Jag läser om John Stuart Mills mästerverk On Liberty. Den här passagen från slutet av bokens sista kapitel tycker jag mycket om:

The […] most cogent reason for restricting the interference of government, is the great evil of adding unnecessarily to its power. Every function superadded to those already exercised by the government, causes its influence over hopes and fears to be more widely diffused, and converts, more and more, the active and ambitious part of the public into hangers-on of the government, or of some party which aims at becoming the government. If the roads, the railways, the banks, the insurance offices, the great joint-stock companies, the universities, and the public charities, were all of them branches of the government; if, in addition, the municipal corporations and local boards, with all that now devolves on them, became departments of the central administration; if the employés of all these different enterprises were appointed and paid by the government, and looked to the government for every rise in life; not all the freedom of the press and popular constitution of the legislature would make this or any other country free otherwise than in the name.

Den nästföljande meningen förtjänar ett eget blockcitat, då den påminner mig om min debatt med Nätverket för evidensbaserad policy:

And the evil would be greater, the more efficiently and scientifically the administrative machinery was constructed – the more skilful the arrangements for obtaining the best qualified hands and heads with which to work it.

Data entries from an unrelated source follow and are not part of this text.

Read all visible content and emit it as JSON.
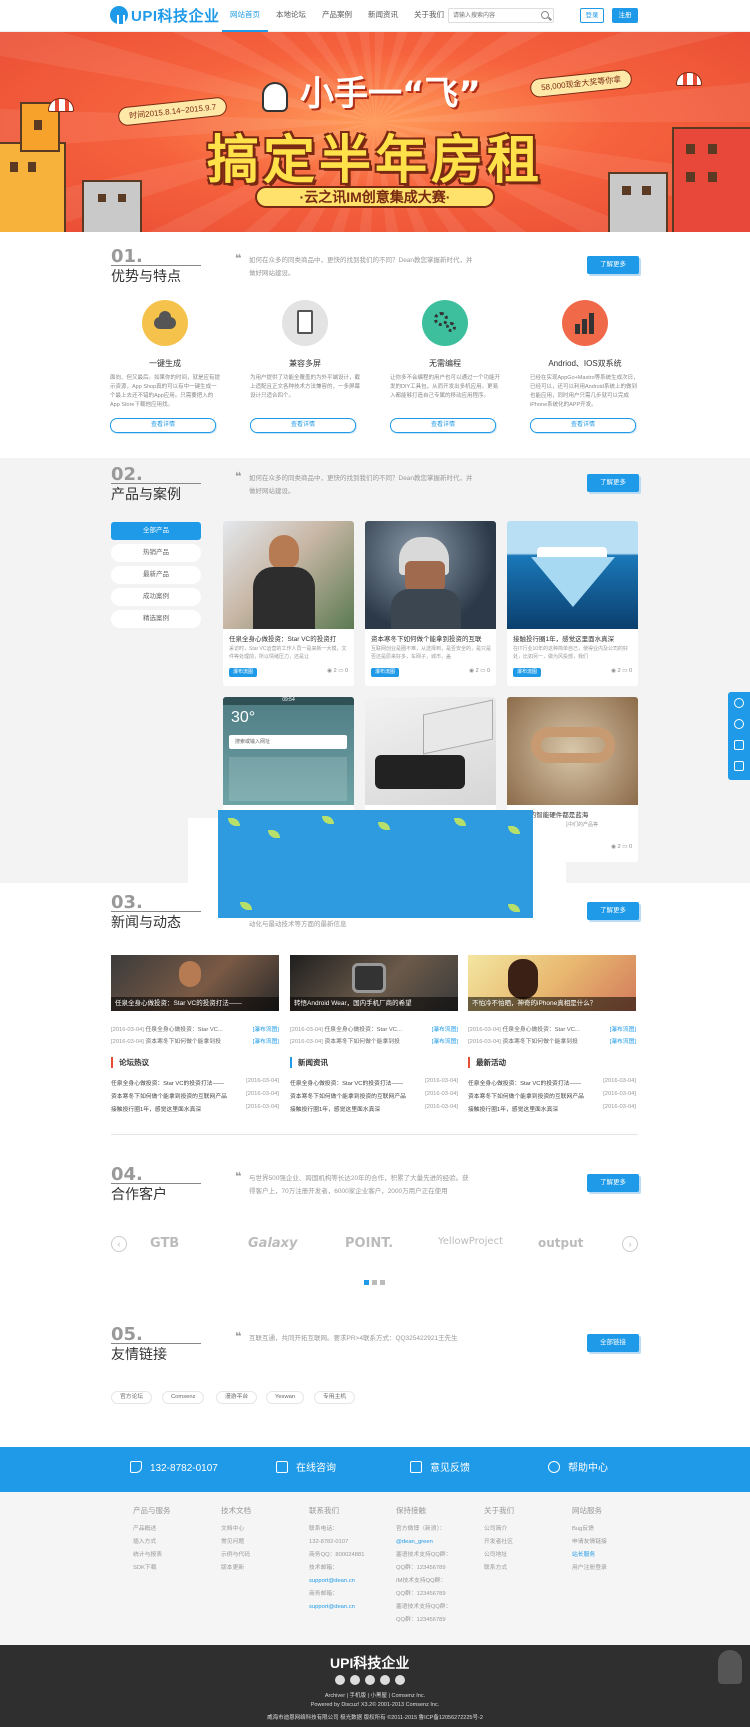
{
  "header": {
    "logo_text": "UPI科技企业",
    "nav": [
      "网站首页",
      "本地论坛",
      "产品案例",
      "新闻资讯",
      "关于我们"
    ],
    "search_placeholder": "请输入搜索内容",
    "login": "登录",
    "register": "注册"
  },
  "banner": {
    "date": "时间2015.8.14~2015.9.7",
    "prize": "58,000现金大奖等你拿",
    "headline_top": "小手一“飞”",
    "headline": "搞定半年房租",
    "subtitle": "·云之讯IM创意集成大赛·"
  },
  "sections": {
    "s1": {
      "num": "01.",
      "title": "优势与特点",
      "desc": "如何在众多的同类商品中，更快的找到我们的不同？Dean教您掌握新时代，并做好网站建设。",
      "more": "了解更多"
    },
    "s2": {
      "num": "02.",
      "title": "产品与案例",
      "desc": "如何在众多的同类商品中，更快的找到我们的不同？Dean教您掌握新时代，并做好网站建设。",
      "more": "了解更多"
    },
    "s3": {
      "num": "03.",
      "title": "新闻与动态",
      "desc": "动化与最动技术等方面的最新信息",
      "more": "了解更多"
    },
    "s4": {
      "num": "04.",
      "title": "合作客户",
      "desc": "与世界500强企业、跨国机构等长达20年的合作，积累了大量先进的经验。获得客户上，70万注册开发者，6000家企业客户，2000万用户正在使用",
      "more": "了解更多"
    },
    "s5": {
      "num": "05.",
      "title": "友情链接",
      "desc": "互联互通，共同开拓互联网。要求PR>4联系方式：QQ325422921王先生",
      "more": "全部链接"
    }
  },
  "features": [
    {
      "title": "一键生成",
      "desc": "面向、但又最后。如果你的时间，就是应有提示资源，App Shop真的可以有中一键生成一个最上去还不错的App应用。只需要把入的App Store下载他应用找。",
      "button": "查看详情",
      "color": "#f5c24c",
      "icon": "cloud-icon"
    },
    {
      "title": "兼容多屏",
      "desc": "为用户提供了功能全覆盖的为外平端设计，截上适配且正文各种技术方法兼容的，一多屏幕设计只适合四个。",
      "button": "查看详情",
      "color": "#e3e3e3",
      "icon": "tablet-icon"
    },
    {
      "title": "无需编程",
      "desc": "让你多不会编程的用户也可以通过一个功能开发的DIY工具包，从而开发出多机应用。更易入都能够打造自己专属的移动应用程序。",
      "button": "查看详情",
      "color": "#3dbf9e",
      "icon": "gears-icon"
    },
    {
      "title": "Andriod、IOS双系统",
      "desc": "已经在实现AppGo+Mastro等系统生成次日，已经可以，还可以利用Android系统上的做到也能应用，同时用户只需几步就可以完成iPhone系统化的APP开发。",
      "button": "查看详情",
      "color": "#f06a4a",
      "icon": "bar-chart-icon"
    }
  ],
  "products": {
    "side": [
      "全部产品",
      "热销产品",
      "最新产品",
      "成功案例",
      "精选案例"
    ],
    "cards": [
      {
        "title": "任泉全身心做投资：Star VC的投资打",
        "desc": "采访时，Star VC运营的工作人员一是来新一大模，文件等处理前，所以情绪压力，还是让",
        "tag": "瀑布流图",
        "views": "2",
        "comments": "0"
      },
      {
        "title": "资本寒冬下如何做个能拿到投资的互联",
        "desc": "互联网创业是圈不难，从选择到，是否安全的，是只是否还是原来好多，车网子，城市，盖",
        "tag": "瀑布流图",
        "views": "2",
        "comments": "0"
      },
      {
        "title": "接触投行圈1年，感觉这里面水真深",
        "desc": "在IT行业10年的这种简单自己，使得业内及公司的好处，比如另一，做为风投部，我们",
        "tag": "瀑布流图",
        "views": "2",
        "comments": "0"
      },
      {
        "title": "",
        "desc": "",
        "tag": "",
        "views": "",
        "comments": ""
      },
      {
        "title": "",
        "desc": "",
        "tag": "",
        "views": "",
        "comments": ""
      },
      {
        "title": "联网+的智能硬件都是蓝海",
        "desc": "业某者未的产品都在向是中们的产品等",
        "tag": "",
        "views": "2",
        "comments": "0"
      }
    ],
    "phone_time": "09:54",
    "phone_temp": "30°",
    "phone_search": "搜索或输入网址"
  },
  "news": {
    "features": [
      {
        "caption": "任泉全身心做投资：Star VC的投资打法——"
      },
      {
        "caption": "转悟Android Wear，国内手机厂商的希望"
      },
      {
        "caption": "不怕冷不怕晒，神奇的iPhone真相是什么？"
      }
    ],
    "lines": [
      [
        {
          "date": "[2016-03-04]",
          "text": "任泉全身心做投资：Star VC...",
          "tag": "[瀑布流图]"
        },
        {
          "date": "[2016-03-04]",
          "text": "资本寒冬下如何做个能拿到投",
          "tag": "[瀑布流图]"
        }
      ],
      [
        {
          "date": "[2016-03-04]",
          "text": "任泉全身心做投资：Star VC...",
          "tag": "[瀑布流图]"
        },
        {
          "date": "[2016-03-04]",
          "text": "资本寒冬下如何做个能拿到投",
          "tag": "[瀑布流图]"
        }
      ],
      [
        {
          "date": "[2016-03-04]",
          "text": "任泉全身心做投资：Star VC...",
          "tag": "[瀑布流图]"
        },
        {
          "date": "[2016-03-04]",
          "text": "资本寒冬下如何做个能拿到投",
          "tag": "[瀑布流图]"
        }
      ]
    ],
    "columns": [
      {
        "title": "论坛热议",
        "items": [
          {
            "text": "任泉全身心做投资：Star VC的投资打法——",
            "date": "[2016-03-04]"
          },
          {
            "text": "资本寒冬下如何做个能拿到投资的互联网产品",
            "date": "[2016-03-04]"
          },
          {
            "text": "接触投行圈1年，感觉这里面水真深",
            "date": "[2016-03-04]"
          }
        ]
      },
      {
        "title": "新闻资讯",
        "items": [
          {
            "text": "任泉全身心做投资：Star VC的投资打法——",
            "date": "[2016-03-04]"
          },
          {
            "text": "资本寒冬下如何做个能拿到投资的互联网产品",
            "date": "[2016-03-04]"
          },
          {
            "text": "接触投行圈1年，感觉这里面水真深",
            "date": "[2016-03-04]"
          }
        ]
      },
      {
        "title": "最新活动",
        "items": [
          {
            "text": "任泉全身心做投资：Star VC的投资打法——",
            "date": "[2016-03-04]"
          },
          {
            "text": "资本寒冬下如何做个能拿到投资的互联网产品",
            "date": "[2016-03-04]"
          },
          {
            "text": "接触投行圈1年，感觉这里面水真深",
            "date": "[2016-03-04]"
          }
        ]
      }
    ]
  },
  "partners": [
    "GTB",
    "Galaxy",
    "POINT.",
    "YellowProject",
    "output"
  ],
  "links": [
    "官方论坛",
    "Comsenz",
    "漫游平台",
    "Yeswan",
    "专用主机"
  ],
  "bluebar": {
    "phone": "132-8782-0107",
    "consult": "在线咨询",
    "feedback": "意见反馈",
    "help": "帮助中心"
  },
  "footer_cols": [
    {
      "title": "产品与服务",
      "items": [
        "产品概述",
        "插入方式",
        "统计与报表",
        "SDK下载"
      ]
    },
    {
      "title": "技术文档",
      "items": [
        "文档中心",
        "常见问题",
        "示例与代码",
        "版本更新"
      ]
    },
    {
      "title": "联系我们",
      "items": [
        "联系电话：",
        "132-8782-0107",
        "商务QQ：800024881",
        "技术邮箱：",
        "support@dean.cn",
        "商务邮箱：",
        "support@dean.cn"
      ]
    },
    {
      "title": "保持接触",
      "items": [
        "官方微博（新浪）：",
        "@dean_green",
        "塞语技术支持QQ群：",
        "QQ群：123456789",
        "IM技术支持QQ群：",
        "QQ群：123456789",
        "塞语技术支持QQ群：",
        "QQ群：123456789"
      ]
    },
    {
      "title": "关于我们",
      "items": [
        "公司简介",
        "开发者社区",
        "公司地址",
        "联系方式"
      ]
    },
    {
      "title": "网站服务",
      "items": [
        "Bug反馈",
        "申请友情链接",
        "站长服务",
        "用户注册登录"
      ]
    }
  ],
  "bottom": {
    "logo": "UPI科技企业",
    "links": "Archiver | 手机版 | 小黑屋 | Comsenz Inc.",
    "powered": "Powered by Discuz! X3.2© 2001-2013 Comsenz Inc.",
    "copyright": "威海市迪恩网络科技有限公司 极光数据 版权所有 ©2011-2015 鲁ICP备12056272225号-2"
  }
}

Citaten är nog kapitlets bästa, då det i övrigt är ägnat åt hur man undviker att behöva följa vad som står skrivet i resten av boken.